Some members of Congress are still opposed to embryonic stem-cell research, but their ability to stop any future legislation is unlikely.
Prominent Republicans like John McCain, for instance, see no problem using taxpayer money to pay scientists to do experiments that kill embryos.
“I think it would be very disappointing for those of us who are pro-life and understand the issue in both a moral and a practical sense,” said Congressman Thaddeus McCotter, R.-Mich., about the issue.
McCotter stands against embryonic stem-cell research, although voters in his home state of Michigan just approved a ballot initiative allowing researchers in the state to derive new embryonic stem-cell lines from fertility clinic embryos.
He noted that the narrowly passed proposal was “hotly contested” and that proponents take an “all-or-nothing” approach.
“When dealing with the embryonic stem-cell issue, proponents omit the word ‘embryonic,’ and they simply refer to stem cells, which is misleading,” he said, adding that opponents of embryonic stem cells are often painted as opponents of all stem-cell research.

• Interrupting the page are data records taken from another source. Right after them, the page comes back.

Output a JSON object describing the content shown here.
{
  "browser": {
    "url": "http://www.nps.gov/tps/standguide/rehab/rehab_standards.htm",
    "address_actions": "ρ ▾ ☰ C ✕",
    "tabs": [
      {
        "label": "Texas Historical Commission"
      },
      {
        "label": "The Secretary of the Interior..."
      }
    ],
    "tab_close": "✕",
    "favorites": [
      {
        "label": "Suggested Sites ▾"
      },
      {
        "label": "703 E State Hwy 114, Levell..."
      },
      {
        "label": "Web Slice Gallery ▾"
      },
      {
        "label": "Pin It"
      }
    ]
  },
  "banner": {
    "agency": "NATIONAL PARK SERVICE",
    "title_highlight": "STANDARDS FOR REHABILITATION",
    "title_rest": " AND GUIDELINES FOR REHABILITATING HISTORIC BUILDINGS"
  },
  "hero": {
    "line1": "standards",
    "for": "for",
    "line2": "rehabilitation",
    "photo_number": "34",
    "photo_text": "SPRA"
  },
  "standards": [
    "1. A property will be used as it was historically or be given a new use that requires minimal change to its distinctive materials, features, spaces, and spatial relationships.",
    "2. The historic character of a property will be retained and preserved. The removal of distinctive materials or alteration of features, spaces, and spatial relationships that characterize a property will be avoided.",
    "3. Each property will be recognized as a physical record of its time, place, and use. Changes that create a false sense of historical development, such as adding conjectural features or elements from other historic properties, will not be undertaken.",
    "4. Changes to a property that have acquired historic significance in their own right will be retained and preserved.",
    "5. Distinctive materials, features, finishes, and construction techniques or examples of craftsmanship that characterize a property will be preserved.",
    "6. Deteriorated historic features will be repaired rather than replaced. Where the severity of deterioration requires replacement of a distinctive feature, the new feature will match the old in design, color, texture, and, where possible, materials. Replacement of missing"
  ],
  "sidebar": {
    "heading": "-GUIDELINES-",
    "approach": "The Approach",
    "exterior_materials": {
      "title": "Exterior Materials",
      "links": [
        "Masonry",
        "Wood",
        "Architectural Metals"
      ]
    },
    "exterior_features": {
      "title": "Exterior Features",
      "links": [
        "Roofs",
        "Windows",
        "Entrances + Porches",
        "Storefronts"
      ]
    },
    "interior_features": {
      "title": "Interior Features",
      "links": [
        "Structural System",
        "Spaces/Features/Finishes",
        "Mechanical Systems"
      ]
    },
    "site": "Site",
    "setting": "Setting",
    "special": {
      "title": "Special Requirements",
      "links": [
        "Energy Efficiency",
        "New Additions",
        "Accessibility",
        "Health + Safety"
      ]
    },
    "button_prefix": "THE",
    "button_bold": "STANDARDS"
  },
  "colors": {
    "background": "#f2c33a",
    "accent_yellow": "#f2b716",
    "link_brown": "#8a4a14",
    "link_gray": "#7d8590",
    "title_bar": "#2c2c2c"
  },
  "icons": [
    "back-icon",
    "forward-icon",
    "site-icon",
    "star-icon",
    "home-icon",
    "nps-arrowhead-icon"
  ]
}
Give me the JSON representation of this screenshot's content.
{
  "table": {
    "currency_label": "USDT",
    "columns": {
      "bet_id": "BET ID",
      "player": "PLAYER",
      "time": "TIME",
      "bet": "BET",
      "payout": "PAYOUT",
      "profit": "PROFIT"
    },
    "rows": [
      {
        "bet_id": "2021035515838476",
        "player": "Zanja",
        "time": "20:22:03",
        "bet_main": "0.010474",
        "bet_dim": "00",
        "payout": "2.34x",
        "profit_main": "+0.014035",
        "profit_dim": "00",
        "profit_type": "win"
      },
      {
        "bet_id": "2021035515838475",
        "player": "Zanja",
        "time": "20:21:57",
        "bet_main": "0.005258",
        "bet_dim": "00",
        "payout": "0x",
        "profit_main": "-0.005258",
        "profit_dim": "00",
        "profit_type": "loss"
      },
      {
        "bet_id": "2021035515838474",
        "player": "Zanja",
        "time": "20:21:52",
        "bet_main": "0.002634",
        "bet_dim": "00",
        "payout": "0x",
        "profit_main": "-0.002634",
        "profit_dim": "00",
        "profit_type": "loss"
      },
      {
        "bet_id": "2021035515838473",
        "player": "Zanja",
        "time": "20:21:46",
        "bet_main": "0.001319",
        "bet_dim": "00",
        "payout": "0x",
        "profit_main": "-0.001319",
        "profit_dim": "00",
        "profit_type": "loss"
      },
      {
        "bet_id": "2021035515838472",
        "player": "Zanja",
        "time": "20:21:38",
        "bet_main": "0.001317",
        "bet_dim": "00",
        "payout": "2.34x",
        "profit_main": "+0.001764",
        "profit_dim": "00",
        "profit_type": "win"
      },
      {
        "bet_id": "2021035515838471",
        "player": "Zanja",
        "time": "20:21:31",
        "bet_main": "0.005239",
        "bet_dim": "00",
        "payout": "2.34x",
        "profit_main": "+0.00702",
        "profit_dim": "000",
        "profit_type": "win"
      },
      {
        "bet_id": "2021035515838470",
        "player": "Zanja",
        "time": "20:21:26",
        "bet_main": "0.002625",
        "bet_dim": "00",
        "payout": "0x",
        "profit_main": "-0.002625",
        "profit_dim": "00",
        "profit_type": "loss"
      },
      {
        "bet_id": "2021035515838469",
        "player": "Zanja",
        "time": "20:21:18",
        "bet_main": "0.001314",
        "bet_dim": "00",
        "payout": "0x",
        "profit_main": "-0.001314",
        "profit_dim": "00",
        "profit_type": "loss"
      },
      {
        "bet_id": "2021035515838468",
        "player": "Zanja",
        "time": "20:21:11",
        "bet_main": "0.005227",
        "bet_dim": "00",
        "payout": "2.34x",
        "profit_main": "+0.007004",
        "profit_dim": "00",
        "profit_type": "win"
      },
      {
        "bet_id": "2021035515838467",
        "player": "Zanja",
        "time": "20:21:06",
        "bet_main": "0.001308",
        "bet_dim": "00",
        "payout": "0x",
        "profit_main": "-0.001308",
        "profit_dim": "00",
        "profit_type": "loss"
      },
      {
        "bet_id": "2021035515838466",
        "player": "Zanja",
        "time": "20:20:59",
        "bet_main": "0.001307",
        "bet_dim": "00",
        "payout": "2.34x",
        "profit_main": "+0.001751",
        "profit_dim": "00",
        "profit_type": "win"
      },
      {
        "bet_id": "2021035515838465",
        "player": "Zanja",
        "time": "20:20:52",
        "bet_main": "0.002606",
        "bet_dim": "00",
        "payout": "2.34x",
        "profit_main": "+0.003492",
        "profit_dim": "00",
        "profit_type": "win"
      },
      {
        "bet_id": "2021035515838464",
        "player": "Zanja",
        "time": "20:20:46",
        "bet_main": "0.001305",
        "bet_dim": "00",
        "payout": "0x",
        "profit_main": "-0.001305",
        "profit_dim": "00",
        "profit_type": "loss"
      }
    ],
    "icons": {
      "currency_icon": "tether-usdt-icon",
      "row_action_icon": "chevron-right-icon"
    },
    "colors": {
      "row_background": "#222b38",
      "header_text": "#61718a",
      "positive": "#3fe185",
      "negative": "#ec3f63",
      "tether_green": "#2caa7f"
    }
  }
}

Although political and religious leaders have opposed embryonic stem-cell research, proponents for the controversial research insist that they are standing in the way of important cures for debilitating diseases.
“It makes it sound like people don’t want to help those who are suffering,” McCotter added. “The reality is we stand for both moral and practical reasons; we believe that adult and umbilical cord stem-cell research is actually showing the progress to give people hope.”
Catholic and religious ethicists say circumstances do not change the rights of a human embryo.
“Destroying a human embryo is an intrinsic evil. There is no gray area here; it is as black and white as it comes,” said Father Alfred Cioffi, an ethicist from the National Catholic Bioethics Center.
The organization is one of many that are warning about the ethical problems with embryonic stem-cell research and are patiently reminding people that, currently, embryonic stem cells have not demonstrated cures and are unlikely to develop into promised results in the near future.
“Embryonic stem cells have produced zero results in the best case scenario and actually cause tumors in the worst case scenario,” Father Cioffi said, contrasting failed treatments with proven cures from adult stem cells and induced pluripotent stem cells.
Now with new legislation on the horizon, scientists are poised to employ questionable ethical practices, exploiting human embryos for research.
“If you give something to scientists, sooner or later they will find a way to make it work,” Father Cioffi warned. “This translates into decades of destroyed embryos and billions of dollars for research. … To use public money for this kind of research is highly controversial and extremely offensive to millions of taxpaying Americans.”
Charlie Spiering is based
in Washington, D.C.